··· DATA FOR THE TASK
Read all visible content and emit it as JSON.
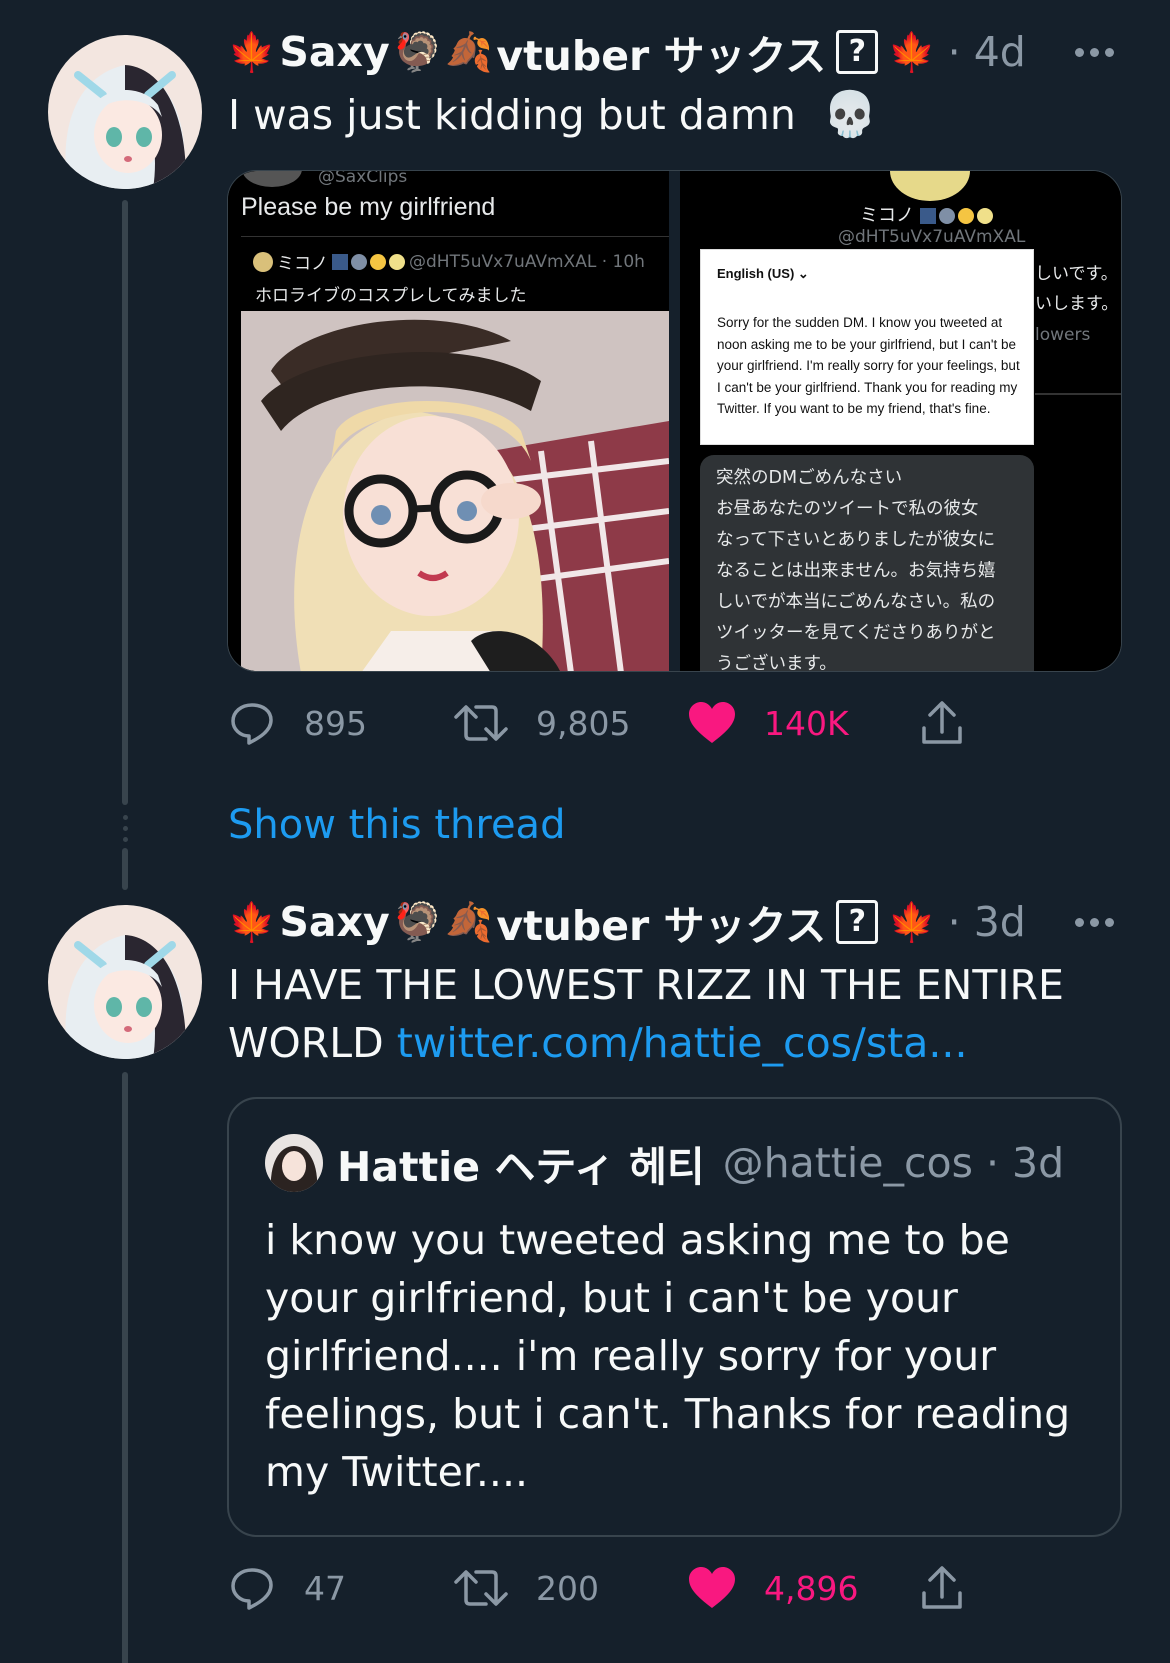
{
  "tweets": [
    {
      "author": {
        "name_prefix": "Saxy",
        "name_suffix": "vtuber サックス",
        "emoji_leaf": "🍁",
        "emoji_turkey": "🦃",
        "emoji_fallen": "🍂",
        "unknown_glyph": "?",
        "age": "· 4d"
      },
      "text": "I was just kidding but damn",
      "text_emoji": "💀",
      "media": {
        "left": {
          "handle": "@SaxClips",
          "text": "Please be my girlfriend",
          "quote_name": "ミコノ",
          "quote_handle": "@dHT5uVx7uAVmXAL · 10h",
          "quote_text": "ホロライブのコスプレしてみました"
        },
        "right": {
          "name": "ミコノ",
          "handle": "@dHT5uVx7uAVmXAL",
          "side_lines": [
            "しいです。",
            "いします。 旨",
            "lowers"
          ],
          "translate_lang": "English (US)",
          "translate_body": "Sorry for the sudden DM. I know you tweeted at noon asking me to be your girlfriend, but I can't be your girlfriend. I'm really sorry for your feelings, but I can't be your girlfriend. Thank you for reading my Twitter. If you want to be my friend, that's fine.",
          "jp_lines": [
            "突然のDMごめんなさい",
            "お昼あなたのツイートで私の彼女",
            "なって下さいとありましたが彼女に",
            "なることは出来ません。お気持ち嬉",
            "しいでが本当にごめんなさい。私の",
            "ツイッターを見てくださりありがと",
            "うございます。"
          ]
        }
      },
      "actions": {
        "replies": "895",
        "retweets": "9,805",
        "likes": "140K"
      }
    },
    {
      "author": {
        "name_prefix": "Saxy",
        "name_suffix": "vtuber サックス",
        "emoji_leaf": "🍁",
        "emoji_turkey": "🦃",
        "emoji_fallen": "🍂",
        "unknown_glyph": "?",
        "age": "· 3d"
      },
      "text_line1": "I HAVE THE LOWEST RIZZ IN THE ENTIRE",
      "text_line2": "WORLD",
      "link": "twitter.com/hattie_cos/sta...",
      "quote": {
        "name": "Hattie ヘティ 헤티",
        "handle": "@hattie_cos · 3d",
        "text": "i know you tweeted asking me to be your girlfriend, but i can't be your girlfriend.... i'm really sorry for your feelings, but i can't. Thanks for reading my Twitter...."
      },
      "actions": {
        "replies": "47",
        "retweets": "200",
        "likes": "4,896"
      }
    }
  ],
  "show_thread": "Show this thread",
  "colors": {
    "background": "#15202b",
    "accent": "#1d9bf0",
    "like": "#f91880",
    "muted": "#8b98a5"
  }
}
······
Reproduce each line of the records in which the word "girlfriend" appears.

ANSWER TO THE EXERCISE:
          "text": "Please be my girlfriend",
          "translate_body": "Sorry for the sudden DM. I know you tweeted at noon asking me to be your girlfriend, but I can't be your girlfriend. I'm really sorry for your feelings, but I can't be your girlfriend. Thank you for reading my Twitter. If you want to be my friend, that's fine.",
        "text": "i know you tweeted asking me to be your girlfriend, but i can't be your girlfriend.... i'm really sorry for your feelings, but i can't. Thanks for reading my Twitter...."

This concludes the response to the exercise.